I’ve been interested in colorful pictures, cute characters, and scenery since I was a little girl. Children’s book illustration allows me to tap into my inner child’s visions and bring them out onto paper. Right now, I work as an illustrator for self-published authors, bringing their stories to life in vibrant, colorful drawings. I also create coloring book pages. I hope to one day build up my portfolio enough to get an agent or representative in the traditional publishing industry. I still have a long way to go, but I am optimistic and feel that I can bring something else to the industry.
The idea of taking someone else’s words and creating imagery that doesn’t already exist for that story and seeing the author’s reactions to my interpretations of their work is just so intriguing. I love bringing their ideas to life visually.
I have also written and illustrated my own story, and plan to do more of that.
Lastly, performance art.
Around the Christmas holiday season, I dress up as Grenchessa Bah Humbug Grump (loosely based off of a famous grumpy green character who hated Christmas) to bring joy and a little mischief to holiday parties. This character plays little pranks and engages in fun banter with little kids (and even provides a coloring book page with a cartoon depiction of herself), but in no way tries to destroy the holiday. She is just here to offer something a little different than Santa, Mrs. Claus, and the elves.
I’ve done this for a few years, skipping the 2020 holiday season because of the Covid-19 pandemic running rampant, and have made so many people smile. That in itself is rewarding, especially after such a trauma the nation and the world have faced (the pandemic claiming so many loved ones). It is nice to bring some silliness and overall joy back, especially around the holidays when people need it most.
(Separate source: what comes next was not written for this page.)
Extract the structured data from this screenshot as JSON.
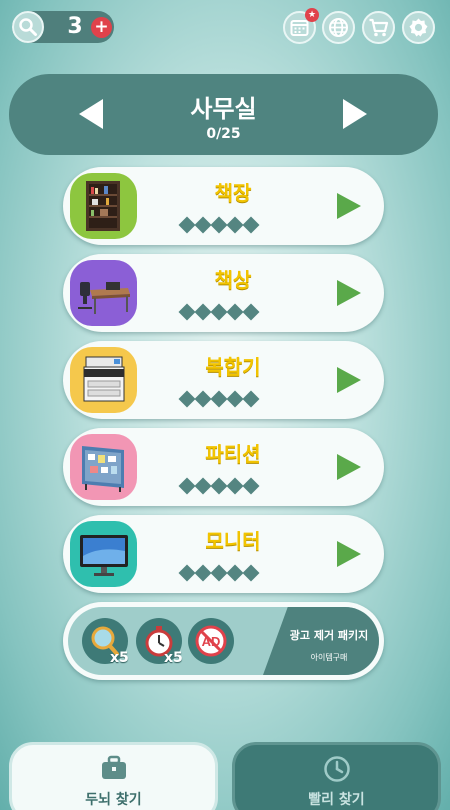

Grenchessa can be booked for parties and events: offering services such as reading Christmas stories, creating coloring pages, and maybe even a dance off or pool noodle fight (lots of fun but still provides distance between people).
Lessons learned along the way:
1. Trust yourself. People can be so negative, don’t let that dampen your spirits.
2. Use criticisms in a positive manner to enforce what it is you are trying to accomplish.
3. Practice, practice, practice
4. Try to branch out of your comfort zone, even if it is just baby steps
5. When doing project estimates, give yourself plenty of buffer room, so that if life takes a turn, it hopefully won’t impact project deadlines as much.
6. Word of mouth is very effective. Get people to talk about you and your work. Get your name out there.
What do I want the world to know about me or my brand?
“There’s no other possible explanation… I’m just Outrageously Vanessa!”
The Shoutout series is all about recognizing that our success and where we are in life is at least somewhat thanks to the efforts, support, mentorship, love and encouragement of others. So is there someone that you want to dedicate your shoutout to?
My shoutout goes to my mom, who is always so supportive and encouraging. She helps spread the word when I have a new book out or when I am open for new caricature commissions. Word of mouth is how I get most of my work, and she plays a big part of that! My dad is also very supportive.
I also want to thank Gordon David Brown, Sally Lenski-Brown, Chad Dresbach, Darlene Ledwell, (just to name a few) who were really there for me while I was a student and continue to encourage me now!
I’d like to give a shoutout to Dr. Kimberly P. Johnson, who gave me my first children’s book illustration job right after college graduation!